Start of Block
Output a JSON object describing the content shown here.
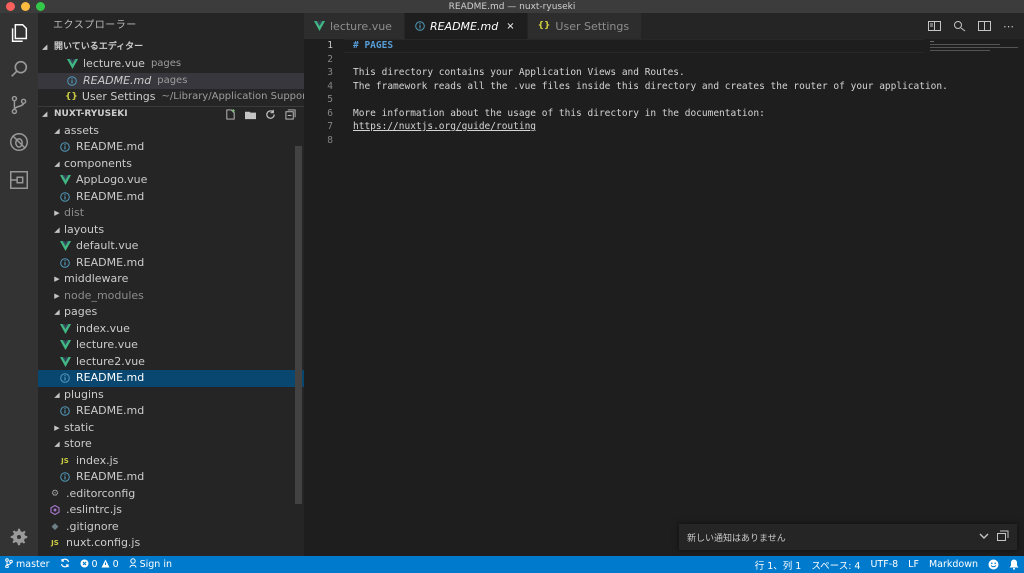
{
  "window": {
    "title": "README.md — nuxt-ryuseki"
  },
  "sidebar": {
    "title": "エクスプローラー",
    "open_editors": {
      "label": "開いているエディター",
      "items": [
        {
          "name": "lecture.vue",
          "desc": "pages",
          "icon": "vue-icon"
        },
        {
          "name": "README.md",
          "desc": "pages",
          "icon": "info-icon"
        },
        {
          "name": "User Settings",
          "desc": "~/Library/Application Support/Code...",
          "icon": "json-icon"
        }
      ]
    },
    "project": {
      "label": "NUXT-RYUSEKI",
      "tree": [
        {
          "name": "assets",
          "type": "folder",
          "open": true,
          "level": 0
        },
        {
          "name": "README.md",
          "type": "md",
          "level": 1
        },
        {
          "name": "components",
          "type": "folder",
          "open": true,
          "level": 0
        },
        {
          "name": "AppLogo.vue",
          "type": "vue",
          "level": 1
        },
        {
          "name": "README.md",
          "type": "md",
          "level": 1
        },
        {
          "name": "dist",
          "type": "folder",
          "open": false,
          "level": 0,
          "muted": true
        },
        {
          "name": "layouts",
          "type": "folder",
          "open": true,
          "level": 0
        },
        {
          "name": "default.vue",
          "type": "vue",
          "level": 1
        },
        {
          "name": "README.md",
          "type": "md",
          "level": 1
        },
        {
          "name": "middleware",
          "type": "folder",
          "open": false,
          "level": 0
        },
        {
          "name": "node_modules",
          "type": "folder",
          "open": false,
          "level": 0,
          "muted": true
        },
        {
          "name": "pages",
          "type": "folder",
          "open": true,
          "level": 0
        },
        {
          "name": "index.vue",
          "type": "vue",
          "level": 1
        },
        {
          "name": "lecture.vue",
          "type": "vue",
          "level": 1
        },
        {
          "name": "lecture2.vue",
          "type": "vue",
          "level": 1
        },
        {
          "name": "README.md",
          "type": "md",
          "level": 1,
          "selected": true
        },
        {
          "name": "plugins",
          "type": "folder",
          "open": true,
          "level": 0
        },
        {
          "name": "README.md",
          "type": "md",
          "level": 1
        },
        {
          "name": "static",
          "type": "folder",
          "open": false,
          "level": 0
        },
        {
          "name": "store",
          "type": "folder",
          "open": true,
          "level": 0
        },
        {
          "name": "index.js",
          "type": "js",
          "level": 1
        },
        {
          "name": "README.md",
          "type": "md",
          "level": 1
        },
        {
          "name": ".editorconfig",
          "type": "config",
          "level": 0
        },
        {
          "name": ".eslintrc.js",
          "type": "eslint",
          "level": 0
        },
        {
          "name": ".gitignore",
          "type": "git",
          "level": 0
        },
        {
          "name": "nuxt.config.js",
          "type": "js",
          "level": 0
        }
      ]
    }
  },
  "tabs": [
    {
      "label": "lecture.vue",
      "icon": "vue-icon",
      "active": false
    },
    {
      "label": "README.md",
      "icon": "info-icon",
      "active": true,
      "close": "×"
    },
    {
      "label": "User Settings",
      "icon": "json-icon",
      "active": false
    }
  ],
  "editor": {
    "lines": [
      {
        "n": "1",
        "text": "# PAGES",
        "kind": "heading"
      },
      {
        "n": "2",
        "text": "",
        "kind": "plain"
      },
      {
        "n": "3",
        "text": "This directory contains your Application Views and Routes.",
        "kind": "plain"
      },
      {
        "n": "4",
        "text": "The framework reads all the .vue files inside this directory and creates the router of your application.",
        "kind": "plain"
      },
      {
        "n": "5",
        "text": "",
        "kind": "plain"
      },
      {
        "n": "6",
        "text": "More information about the usage of this directory in the documentation:",
        "kind": "plain"
      },
      {
        "n": "7",
        "text": "https://nuxtjs.org/guide/routing",
        "kind": "link"
      },
      {
        "n": "8",
        "text": "",
        "kind": "plain"
      }
    ]
  },
  "notification": {
    "text": "新しい通知はありません"
  },
  "statusbar": {
    "branch": "master",
    "errors": "0",
    "warnings": "0",
    "sign_in": "Sign in",
    "position": "行 1、列 1",
    "spaces": "スペース: 4",
    "encoding": "UTF-8",
    "eol": "LF",
    "language": "Markdown"
  },
  "colors": {
    "accent": "#007acc",
    "vue": "#41b883",
    "info": "#519aba",
    "json": "#cbcb41",
    "js": "#cbcb41",
    "selection": "#094771"
  }
}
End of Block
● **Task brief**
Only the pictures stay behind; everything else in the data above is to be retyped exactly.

● **Problem solution**
Output a JSON object describing the content shown here.
{
  "window": {
    "title": "README.md — nuxt-ryuseki"
  },
  "sidebar": {
    "title": "エクスプローラー",
    "open_editors": {
      "label": "開いているエディター",
      "items": [
        {
          "name": "lecture.vue",
          "desc": "pages",
          "icon": "vue-icon"
        },
        {
          "name": "README.md",
          "desc": "pages",
          "icon": "info-icon"
        },
        {
          "name": "User Settings",
          "desc": "~/Library/Application Support/Code...",
          "icon": "json-icon"
        }
      ]
    },
    "project": {
      "label": "NUXT-RYUSEKI",
      "tree": [
        {
          "name": "assets",
          "type": "folder",
          "open": true,
          "level": 0
        },
        {
          "name": "README.md",
          "type": "md",
          "level": 1
        },
        {
          "name": "components",
          "type": "folder",
          "open": true,
          "level": 0
        },
        {
          "name": "AppLogo.vue",
          "type": "vue",
          "level": 1
        },
        {
          "name": "README.md",
          "type": "md",
          "level": 1
        },
        {
          "name": "dist",
          "type": "folder",
          "open": false,
          "level": 0,
          "muted": true
        },
        {
          "name": "layouts",
          "type": "folder",
          "open": true,
          "level": 0
        },
        {
          "name": "default.vue",
          "type": "vue",
          "level": 1
        },
        {
          "name": "README.md",
          "type": "md",
          "level": 1
        },
        {
          "name": "middleware",
          "type": "folder",
          "open": false,
          "level": 0
        },
        {
          "name": "node_modules",
          "type": "folder",
          "open": false,
          "level": 0,
          "muted": true
        },
        {
          "name": "pages",
          "type": "folder",
          "open": true,
          "level": 0
        },
        {
          "name": "index.vue",
          "type": "vue",
          "level": 1
        },
        {
          "name": "lecture.vue",
          "type": "vue",
          "level": 1
        },
        {
          "name": "lecture2.vue",
          "type": "vue",
          "level": 1
        },
        {
          "name": "README.md",
          "type": "md",
          "level": 1,
          "selected": true
        },
        {
          "name": "plugins",
          "type": "folder",
          "open": true,
          "level": 0
        },
        {
          "name": "README.md",
          "type": "md",
          "level": 1
        },
        {
          "name": "static",
          "type": "folder",
          "open": false,
          "level": 0
        },
        {
          "name": "store",
          "type": "folder",
          "open": true,
          "level": 0
        },
        {
          "name": "index.js",
          "type": "js",
          "level": 1
        },
        {
          "name": "README.md",
          "type": "md",
          "level": 1
        },
        {
          "name": ".editorconfig",
          "type": "config",
          "level": 0
        },
        {
          "name": ".eslintrc.js",
          "type": "eslint",
          "level": 0
        },
        {
          "name": ".gitignore",
          "type": "git",
          "level": 0
        },
        {
          "name": "nuxt.config.js",
          "type": "js",
          "level": 0
        }
      ]
    }
  },
  "tabs": [
    {
      "label": "lecture.vue",
      "icon": "vue-icon",
      "active": false
    },
    {
      "label": "README.md",
      "icon": "info-icon",
      "active": true,
      "close": "×"
    },
    {
      "label": "User Settings",
      "icon": "json-icon",
      "active": false
    }
  ],
  "editor": {
    "lines": [
      {
        "n": "1",
        "text": "# PAGES",
        "kind": "heading"
      },
      {
        "n": "2",
        "text": "",
        "kind": "plain"
      },
      {
        "n": "3",
        "text": "This directory contains your Application Views and Routes.",
        "kind": "plain"
      },
      {
        "n": "4",
        "text": "The framework reads all the .vue files inside this directory and creates the router of your application.",
        "kind": "plain"
      },
      {
        "n": "5",
        "text": "",
        "kind": "plain"
      },
      {
        "n": "6",
        "text": "More information about the usage of this directory in the documentation:",
        "kind": "plain"
      },
      {
        "n": "7",
        "text": "https://nuxtjs.org/guide/routing",
        "kind": "link"
      },
      {
        "n": "8",
        "text": "",
        "kind": "plain"
      }
    ]
  },
  "notification": {
    "text": "新しい通知はありません"
  },
  "statusbar": {
    "branch": "master",
    "errors": "0",
    "warnings": "0",
    "sign_in": "Sign in",
    "position": "行 1、列 1",
    "spaces": "スペース: 4",
    "encoding": "UTF-8",
    "eol": "LF",
    "language": "Markdown"
  },
  "colors": {
    "accent": "#007acc",
    "vue": "#41b883",
    "info": "#519aba",
    "json": "#cbcb41",
    "js": "#cbcb41",
    "selection": "#094771"
  }
}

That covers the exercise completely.